Incompetent Scheming Is Just as Bad As Competent Scheming
A couple of months ago I wrote about new evidence suggesting that several big Silicon Valley firms had explicitly agreed not to hire away each others' workers. This case has now gotten more attention, and Tyler Cowen comments about it:
I would suggest caution in interpreting this event. For one thing, we don’t know how effective this monopsonistic cartel turned out to be. We do know that wages for successful employees in this sector are high and rising. Many a collusive agreement has fallen apart once one or two firms decide to break ranks, as they usually do. [More follows about how this might play out in the real world]
Cowen is an economist, and I don't want to knock him for doing some economic analysis. Still, this is the kind of thing that gives economics a bad name. Who cares if this scheme was effective? Maybe it was the Keystone Kops version of collusion. What matters is merely that they tried. These companies felt perfectly justified in conspiring to hold down wages in a tight labor market. Like so many titans of capitalism, they think free markets are great just as long as workers who are in high demand don't get any fancy ideas about what that means.
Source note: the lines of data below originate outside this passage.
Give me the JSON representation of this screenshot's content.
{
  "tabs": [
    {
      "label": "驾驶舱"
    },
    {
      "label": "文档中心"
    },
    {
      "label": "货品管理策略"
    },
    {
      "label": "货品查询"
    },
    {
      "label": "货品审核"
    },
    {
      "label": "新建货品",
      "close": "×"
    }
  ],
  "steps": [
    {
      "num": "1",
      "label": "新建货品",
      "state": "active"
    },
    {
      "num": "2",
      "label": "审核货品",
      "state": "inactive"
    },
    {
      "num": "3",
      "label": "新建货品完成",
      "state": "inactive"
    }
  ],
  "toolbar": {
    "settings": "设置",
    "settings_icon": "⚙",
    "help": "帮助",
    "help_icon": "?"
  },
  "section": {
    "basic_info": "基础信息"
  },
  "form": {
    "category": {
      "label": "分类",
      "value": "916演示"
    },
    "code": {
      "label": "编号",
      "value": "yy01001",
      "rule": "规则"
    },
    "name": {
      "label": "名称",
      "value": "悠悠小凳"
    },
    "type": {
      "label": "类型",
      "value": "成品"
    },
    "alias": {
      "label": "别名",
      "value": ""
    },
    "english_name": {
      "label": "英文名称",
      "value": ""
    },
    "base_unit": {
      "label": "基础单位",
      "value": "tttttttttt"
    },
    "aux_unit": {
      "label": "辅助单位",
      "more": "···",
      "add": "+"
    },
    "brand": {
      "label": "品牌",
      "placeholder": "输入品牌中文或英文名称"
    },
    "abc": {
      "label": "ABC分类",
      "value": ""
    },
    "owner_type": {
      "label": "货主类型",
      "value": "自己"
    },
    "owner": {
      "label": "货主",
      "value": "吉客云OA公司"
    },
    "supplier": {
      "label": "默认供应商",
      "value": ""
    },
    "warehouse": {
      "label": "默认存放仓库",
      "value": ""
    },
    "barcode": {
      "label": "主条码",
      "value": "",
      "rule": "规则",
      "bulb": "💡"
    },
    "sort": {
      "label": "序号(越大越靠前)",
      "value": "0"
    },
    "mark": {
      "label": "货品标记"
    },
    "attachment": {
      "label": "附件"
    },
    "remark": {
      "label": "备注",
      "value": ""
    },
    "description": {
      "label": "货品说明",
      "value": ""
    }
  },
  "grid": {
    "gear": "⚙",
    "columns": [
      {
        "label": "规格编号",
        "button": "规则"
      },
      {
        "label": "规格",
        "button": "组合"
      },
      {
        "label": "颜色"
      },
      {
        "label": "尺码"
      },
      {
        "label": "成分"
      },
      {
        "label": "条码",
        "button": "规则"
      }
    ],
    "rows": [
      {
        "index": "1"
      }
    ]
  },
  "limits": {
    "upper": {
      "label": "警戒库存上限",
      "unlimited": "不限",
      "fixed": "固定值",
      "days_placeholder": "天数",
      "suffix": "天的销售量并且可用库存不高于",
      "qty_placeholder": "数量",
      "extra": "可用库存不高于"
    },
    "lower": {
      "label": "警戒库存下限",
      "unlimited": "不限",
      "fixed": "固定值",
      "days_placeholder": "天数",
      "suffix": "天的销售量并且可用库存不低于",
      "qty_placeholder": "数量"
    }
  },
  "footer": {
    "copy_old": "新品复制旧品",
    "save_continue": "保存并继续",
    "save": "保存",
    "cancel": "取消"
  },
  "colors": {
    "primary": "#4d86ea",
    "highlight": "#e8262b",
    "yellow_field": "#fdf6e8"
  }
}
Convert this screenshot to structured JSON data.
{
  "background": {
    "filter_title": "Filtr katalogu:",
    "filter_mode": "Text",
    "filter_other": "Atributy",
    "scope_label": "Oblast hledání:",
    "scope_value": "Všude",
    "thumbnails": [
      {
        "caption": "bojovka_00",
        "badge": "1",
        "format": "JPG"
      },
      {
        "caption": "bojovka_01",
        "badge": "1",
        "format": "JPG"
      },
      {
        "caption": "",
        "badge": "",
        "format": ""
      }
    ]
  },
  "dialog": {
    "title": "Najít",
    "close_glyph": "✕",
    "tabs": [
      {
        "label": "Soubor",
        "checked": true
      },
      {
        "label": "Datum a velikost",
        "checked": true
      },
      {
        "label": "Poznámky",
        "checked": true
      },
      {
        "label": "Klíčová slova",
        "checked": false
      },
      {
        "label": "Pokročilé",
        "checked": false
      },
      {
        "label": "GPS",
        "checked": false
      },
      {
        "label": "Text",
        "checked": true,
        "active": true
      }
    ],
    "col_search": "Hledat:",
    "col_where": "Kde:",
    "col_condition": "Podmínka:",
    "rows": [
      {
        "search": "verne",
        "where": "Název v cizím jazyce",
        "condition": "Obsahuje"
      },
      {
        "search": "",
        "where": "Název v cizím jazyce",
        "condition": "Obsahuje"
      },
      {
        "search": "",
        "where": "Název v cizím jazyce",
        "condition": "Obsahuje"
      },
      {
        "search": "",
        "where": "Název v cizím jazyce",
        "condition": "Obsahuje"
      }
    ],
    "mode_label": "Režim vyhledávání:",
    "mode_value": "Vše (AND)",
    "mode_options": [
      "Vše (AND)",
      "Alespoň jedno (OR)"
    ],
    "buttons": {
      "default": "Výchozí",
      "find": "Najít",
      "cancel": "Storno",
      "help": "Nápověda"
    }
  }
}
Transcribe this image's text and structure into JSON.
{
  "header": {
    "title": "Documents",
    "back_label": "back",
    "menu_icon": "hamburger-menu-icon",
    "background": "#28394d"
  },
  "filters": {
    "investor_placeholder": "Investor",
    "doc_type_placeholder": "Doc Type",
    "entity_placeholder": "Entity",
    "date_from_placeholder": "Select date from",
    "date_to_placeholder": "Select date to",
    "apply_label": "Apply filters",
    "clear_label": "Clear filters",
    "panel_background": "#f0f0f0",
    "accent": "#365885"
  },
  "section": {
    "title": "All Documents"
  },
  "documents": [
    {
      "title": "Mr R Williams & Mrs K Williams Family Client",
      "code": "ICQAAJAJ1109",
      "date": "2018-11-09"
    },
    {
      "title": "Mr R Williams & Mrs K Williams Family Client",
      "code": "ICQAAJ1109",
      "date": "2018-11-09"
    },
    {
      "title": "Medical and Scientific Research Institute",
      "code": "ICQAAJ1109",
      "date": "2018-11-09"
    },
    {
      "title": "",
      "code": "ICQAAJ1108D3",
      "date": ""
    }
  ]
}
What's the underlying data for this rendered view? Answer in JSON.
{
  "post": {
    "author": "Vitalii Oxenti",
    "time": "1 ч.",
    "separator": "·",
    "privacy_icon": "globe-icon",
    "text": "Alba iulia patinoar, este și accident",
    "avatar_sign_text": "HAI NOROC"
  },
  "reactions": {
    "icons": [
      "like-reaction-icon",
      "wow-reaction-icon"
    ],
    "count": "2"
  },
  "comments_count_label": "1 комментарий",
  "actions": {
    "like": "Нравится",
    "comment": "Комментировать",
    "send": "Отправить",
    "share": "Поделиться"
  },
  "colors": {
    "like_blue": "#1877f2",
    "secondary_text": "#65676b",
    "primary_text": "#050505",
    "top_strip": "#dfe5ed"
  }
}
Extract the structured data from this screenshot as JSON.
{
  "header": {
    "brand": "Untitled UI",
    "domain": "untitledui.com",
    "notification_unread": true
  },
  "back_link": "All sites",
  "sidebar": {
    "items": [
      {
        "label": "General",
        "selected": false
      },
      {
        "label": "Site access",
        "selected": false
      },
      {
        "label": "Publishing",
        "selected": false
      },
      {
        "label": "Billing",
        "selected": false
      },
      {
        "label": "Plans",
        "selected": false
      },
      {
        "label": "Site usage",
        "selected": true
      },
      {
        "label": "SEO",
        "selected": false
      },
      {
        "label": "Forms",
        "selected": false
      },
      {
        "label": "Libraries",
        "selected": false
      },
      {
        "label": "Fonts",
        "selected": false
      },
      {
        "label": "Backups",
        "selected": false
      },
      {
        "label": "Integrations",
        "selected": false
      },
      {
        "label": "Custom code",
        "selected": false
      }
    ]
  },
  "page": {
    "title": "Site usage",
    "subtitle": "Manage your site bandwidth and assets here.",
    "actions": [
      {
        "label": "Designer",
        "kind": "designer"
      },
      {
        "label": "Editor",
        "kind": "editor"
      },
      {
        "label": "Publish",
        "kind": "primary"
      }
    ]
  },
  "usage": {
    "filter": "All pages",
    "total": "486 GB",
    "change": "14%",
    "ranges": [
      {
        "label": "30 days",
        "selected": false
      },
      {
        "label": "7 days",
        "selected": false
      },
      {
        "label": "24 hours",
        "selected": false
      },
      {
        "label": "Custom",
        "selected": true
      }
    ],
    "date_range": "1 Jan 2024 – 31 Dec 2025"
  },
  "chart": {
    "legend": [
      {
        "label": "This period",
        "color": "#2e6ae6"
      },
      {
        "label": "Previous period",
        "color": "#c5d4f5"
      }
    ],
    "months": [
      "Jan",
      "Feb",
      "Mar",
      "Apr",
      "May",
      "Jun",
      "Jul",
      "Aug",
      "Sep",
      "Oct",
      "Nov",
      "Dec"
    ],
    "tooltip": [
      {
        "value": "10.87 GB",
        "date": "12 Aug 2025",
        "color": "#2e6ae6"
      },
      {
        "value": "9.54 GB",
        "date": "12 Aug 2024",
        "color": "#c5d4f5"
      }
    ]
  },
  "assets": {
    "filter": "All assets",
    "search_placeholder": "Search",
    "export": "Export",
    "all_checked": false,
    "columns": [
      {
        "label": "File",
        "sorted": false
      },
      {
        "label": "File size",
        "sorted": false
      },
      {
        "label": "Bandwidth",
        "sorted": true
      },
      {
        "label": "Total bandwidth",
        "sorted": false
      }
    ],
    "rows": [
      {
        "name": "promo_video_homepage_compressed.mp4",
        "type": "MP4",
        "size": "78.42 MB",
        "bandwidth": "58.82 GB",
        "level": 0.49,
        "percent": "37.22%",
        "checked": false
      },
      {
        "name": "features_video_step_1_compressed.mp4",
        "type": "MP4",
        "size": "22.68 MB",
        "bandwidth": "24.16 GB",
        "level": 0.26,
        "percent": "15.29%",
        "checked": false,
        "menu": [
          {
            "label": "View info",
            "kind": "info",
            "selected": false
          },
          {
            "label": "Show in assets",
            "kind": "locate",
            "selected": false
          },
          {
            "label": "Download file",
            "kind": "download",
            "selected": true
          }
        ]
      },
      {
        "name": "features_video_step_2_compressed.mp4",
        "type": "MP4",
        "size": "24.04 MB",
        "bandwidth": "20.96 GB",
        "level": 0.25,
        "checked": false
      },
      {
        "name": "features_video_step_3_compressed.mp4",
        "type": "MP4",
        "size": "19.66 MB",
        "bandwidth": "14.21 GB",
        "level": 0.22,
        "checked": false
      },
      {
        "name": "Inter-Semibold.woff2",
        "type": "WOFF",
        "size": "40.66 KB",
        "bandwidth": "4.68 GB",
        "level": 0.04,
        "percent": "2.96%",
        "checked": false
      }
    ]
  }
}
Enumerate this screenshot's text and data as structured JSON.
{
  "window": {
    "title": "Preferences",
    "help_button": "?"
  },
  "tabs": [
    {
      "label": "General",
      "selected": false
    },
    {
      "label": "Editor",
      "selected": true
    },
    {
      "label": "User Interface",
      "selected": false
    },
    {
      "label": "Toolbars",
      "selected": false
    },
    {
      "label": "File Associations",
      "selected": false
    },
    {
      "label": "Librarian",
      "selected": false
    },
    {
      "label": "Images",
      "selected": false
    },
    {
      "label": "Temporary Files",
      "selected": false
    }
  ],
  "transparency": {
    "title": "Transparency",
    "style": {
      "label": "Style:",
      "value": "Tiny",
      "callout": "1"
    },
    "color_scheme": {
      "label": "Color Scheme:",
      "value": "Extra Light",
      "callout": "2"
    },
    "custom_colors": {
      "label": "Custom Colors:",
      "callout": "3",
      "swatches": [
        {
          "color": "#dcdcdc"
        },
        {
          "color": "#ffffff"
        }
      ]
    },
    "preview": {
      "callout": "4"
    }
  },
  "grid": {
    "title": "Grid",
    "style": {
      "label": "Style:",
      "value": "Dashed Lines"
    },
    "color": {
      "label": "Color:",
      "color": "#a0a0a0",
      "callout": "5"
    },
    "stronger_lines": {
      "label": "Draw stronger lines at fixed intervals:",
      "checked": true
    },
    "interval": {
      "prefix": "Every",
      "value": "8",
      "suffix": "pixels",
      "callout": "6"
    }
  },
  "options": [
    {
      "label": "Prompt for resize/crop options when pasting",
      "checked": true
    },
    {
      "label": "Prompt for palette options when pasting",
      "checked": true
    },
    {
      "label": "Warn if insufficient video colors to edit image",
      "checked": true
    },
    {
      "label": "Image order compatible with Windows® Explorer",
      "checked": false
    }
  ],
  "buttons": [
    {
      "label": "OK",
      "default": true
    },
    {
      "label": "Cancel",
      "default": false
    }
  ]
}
Throw the book at them. If their scheme didn't work, it just means they're incompetent plotters. But they're plotters nonetheless.